COLUMBUS, Ohio — Despite Gov. Mike DeWine’s original plan to invest in Ohio’s future instead of further cutting taxes, Ohio lawmakers have upped the ante on a tax cut plan for a third time in a matter of weeks.
At this rate, there’s no telling how big the cuts might become before the state budget is sent to the governor for his signature later this month.
The latest maneuver came Tuesday from the Republican-led Ohio Senate Finance Committee, which called for slashing Ohio’s income tax rates by 8% in two stages, and keeping in place a controversial tax break that allows self-employed people and many other businesses to pay no state income taxes on their first $250,000 of income.
To understand where the final tax plan might end up, it’s worth taking a look back at how things have evolved — with tax cuts growing from each legislative step in the process to the next.
• Governor: no tax cut
DeWine, a Republican, introduced his version of what Ohio’s budget should look like in March, just weeks after taking office. In a notable change from his predecessor, John Kasich, DeWine did not issue a call to reduce Ohio’s income tax rates, which are down 30 percent since 2005.
DeWine pointedly did quite the opposite.
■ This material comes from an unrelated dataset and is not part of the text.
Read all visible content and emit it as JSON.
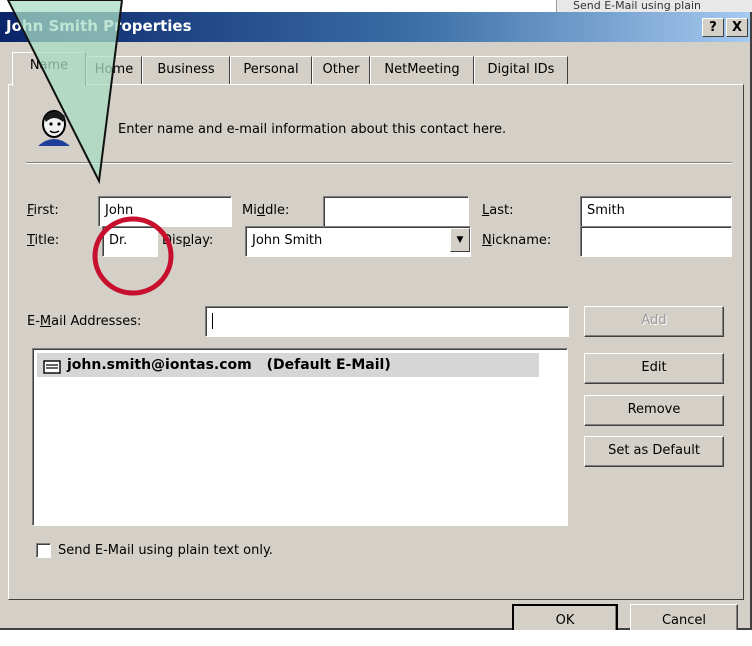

“We had tax cuts over the last eight years,” DeWine said introducing his budget. “There is a time and a place for everything, and this is a time and place to invest in Ohio and invest in Ohioans.”
• House Finance Committee: some tax cuts
Once the budget reached the legislature, which earlier this year approved increasing Ohio’s gas tax by a dime a gallon, attention began to focus on cutting Ohio’s income tax rates.
The first stop was the House Finance Committee, which initially proposed eliminating income taxes for anyone with taxable income below $22,250, and providing tax cuts to all others.
The cuts for those above $22,250 were accomplished by reducing the tax rates by 4.7% on the portions of taxable income between $22,250 and $88,800.
But the savings would have been for all taxpayers. This is because even someone making $500,000 would have paid less for the portion of their income from $22,250 to $88,800.
• Ohio House: bigger tax cut
But by the time the budget bill cleared the Ohio House May 9 with strong bipartisan support, the income tax cut was expanded to provide more savings for the highest income individuals. Instead of cutting just rates for the portions of income below $88,880 by 4.7%, all tax rates were trimmed by 6.6%.
This would mean tax savings of about $35 a year for someone making $25,000, $147 for incomes of $75,000, $455 for incomes of $175,000 and $1,039 for incomes of $350,000, according to cleveland.com estimates.
Part of this tax cut was paid for by reducing the tax-free status on business income to $100,000, from the current threshold of $250,000. A phased-in change under Gov. Kasich made the first $250,000 of business income, starting in 2016, tax free free for many businesses, including self-employed people.
This version of the budget bill was sent to the Ohio Senate.
• Ohio Senate Finance Committee: yet a bigger tax cut
The first revision of the budget rolled out by the Ohio Senate Finance Committee on Tuesday includes both larger cuts in the tax rates — on a delayed basis — and restoration of the full $250,000 tax deduction for businesses, among other tax changes.
Instead of cutting tax rates by 6.6% across the board and applying the changes to the tax forms for 2019 Ohioans will fill out next spring, the Ohio Senate Finance Committee proposes cutting rates by 4% in the first year and another 4% in the second year for a total of 8%.
Tax bracket cutoffs for each higher rate would remain lower under the Senate plan, so the additional savings over the House plan are not quite as high as 8% would imply. But, overall, this would be a larger tax cut by the second year over what passed the House.
And, notably, the Senate Finance Committee proposes keeping the full $250,000 business income tax deduction, in conflict with the House bill that reduced that deduction to $100,000.
This would mean no state income taxes for a self-employed person with up to $250,000 in income, versus a bill of close to $10,000 for someone making the same amount of taxable income as an employee of a business.
What’s next? A bigger tax cut?
The budget bill still must pass the Senate Finance Committee and full Ohio Senate. Then, negotiations will settle differences between the House and Senate. All this must be done this month.
And the governor’s signature is needed before this becomes law. DeWine signaled Tuesday that he is in agreement with the direction the Senate is taking on the budget overall.
A lot could change. But, as the trend demonstrates, expect a tax cut.